(Data records for software interfaces)
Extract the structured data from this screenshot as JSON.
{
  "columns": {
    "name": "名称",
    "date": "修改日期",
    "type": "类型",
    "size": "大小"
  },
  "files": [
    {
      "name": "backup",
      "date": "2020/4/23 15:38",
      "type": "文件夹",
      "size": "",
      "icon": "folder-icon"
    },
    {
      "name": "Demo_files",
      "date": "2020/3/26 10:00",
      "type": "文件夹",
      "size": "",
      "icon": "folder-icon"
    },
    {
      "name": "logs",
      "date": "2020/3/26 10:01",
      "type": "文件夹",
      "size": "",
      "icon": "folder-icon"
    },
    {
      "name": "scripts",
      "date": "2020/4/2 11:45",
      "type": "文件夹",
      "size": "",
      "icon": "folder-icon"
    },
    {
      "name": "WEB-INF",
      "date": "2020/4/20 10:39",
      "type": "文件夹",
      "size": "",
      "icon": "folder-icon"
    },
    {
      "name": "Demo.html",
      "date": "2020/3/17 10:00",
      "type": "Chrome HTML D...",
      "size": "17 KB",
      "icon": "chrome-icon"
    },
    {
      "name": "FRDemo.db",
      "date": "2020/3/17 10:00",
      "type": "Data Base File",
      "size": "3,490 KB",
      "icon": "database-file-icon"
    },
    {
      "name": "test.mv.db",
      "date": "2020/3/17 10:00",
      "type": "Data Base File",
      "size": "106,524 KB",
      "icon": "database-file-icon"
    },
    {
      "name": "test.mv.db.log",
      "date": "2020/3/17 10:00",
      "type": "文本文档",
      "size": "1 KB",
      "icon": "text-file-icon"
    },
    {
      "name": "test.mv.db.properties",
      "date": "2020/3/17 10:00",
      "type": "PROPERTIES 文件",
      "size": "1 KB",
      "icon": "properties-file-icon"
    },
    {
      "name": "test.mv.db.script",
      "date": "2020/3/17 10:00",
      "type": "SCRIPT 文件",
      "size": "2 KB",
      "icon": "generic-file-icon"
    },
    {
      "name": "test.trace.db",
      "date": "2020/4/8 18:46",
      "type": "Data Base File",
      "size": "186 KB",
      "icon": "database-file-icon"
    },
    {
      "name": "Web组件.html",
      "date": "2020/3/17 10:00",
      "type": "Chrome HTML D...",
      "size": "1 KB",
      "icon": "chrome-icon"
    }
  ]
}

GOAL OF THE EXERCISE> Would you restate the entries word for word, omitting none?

SOLUTION>
Extract the structured data from this screenshot as JSON.
{
  "columns": {
    "name": "名称",
    "date": "修改日期",
    "type": "类型",
    "size": "大小"
  },
  "files": [
    {
      "name": "backup",
      "date": "2020/4/23 15:38",
      "type": "文件夹",
      "size": "",
      "icon": "folder-icon"
    },
    {
      "name": "Demo_files",
      "date": "2020/3/26 10:00",
      "type": "文件夹",
      "size": "",
      "icon": "folder-icon"
    },
    {
      "name": "logs",
      "date": "2020/3/26 10:01",
      "type": "文件夹",
      "size": "",
      "icon": "folder-icon"
    },
    {
      "name": "scripts",
      "date": "2020/4/2 11:45",
      "type": "文件夹",
      "size": "",
      "icon": "folder-icon"
    },
    {
      "name": "WEB-INF",
      "date": "2020/4/20 10:39",
      "type": "文件夹",
      "size": "",
      "icon": "folder-icon"
    },
    {
      "name": "Demo.html",
      "date": "2020/3/17 10:00",
      "type": "Chrome HTML D...",
      "size": "17 KB",
      "icon": "chrome-icon"
    },
    {
      "name": "FRDemo.db",
      "date": "2020/3/17 10:00",
      "type": "Data Base File",
      "size": "3,490 KB",
      "icon": "database-file-icon"
    },
    {
      "name": "test.mv.db",
      "date": "2020/3/17 10:00",
      "type": "Data Base File",
      "size": "106,524 KB",
      "icon": "database-file-icon"
    },
    {
      "name": "test.mv.db.log",
      "date": "2020/3/17 10:00",
      "type": "文本文档",
      "size": "1 KB",
      "icon": "text-file-icon"
    },
    {
      "name": "test.mv.db.properties",
      "date": "2020/3/17 10:00",
      "type": "PROPERTIES 文件",
      "size": "1 KB",
      "icon": "properties-file-icon"
    },
    {
      "name": "test.mv.db.script",
      "date": "2020/3/17 10:00",
      "type": "SCRIPT 文件",
      "size": "2 KB",
      "icon": "generic-file-icon"
    },
    {
      "name": "test.trace.db",
      "date": "2020/4/8 18:46",
      "type": "Data Base File",
      "size": "186 KB",
      "icon": "database-file-icon"
    },
    {
      "name": "Web组件.html",
      "date": "2020/3/17 10:00",
      "type": "Chrome HTML D...",
      "size": "1 KB",
      "icon": "chrome-icon"
    }
  ]
}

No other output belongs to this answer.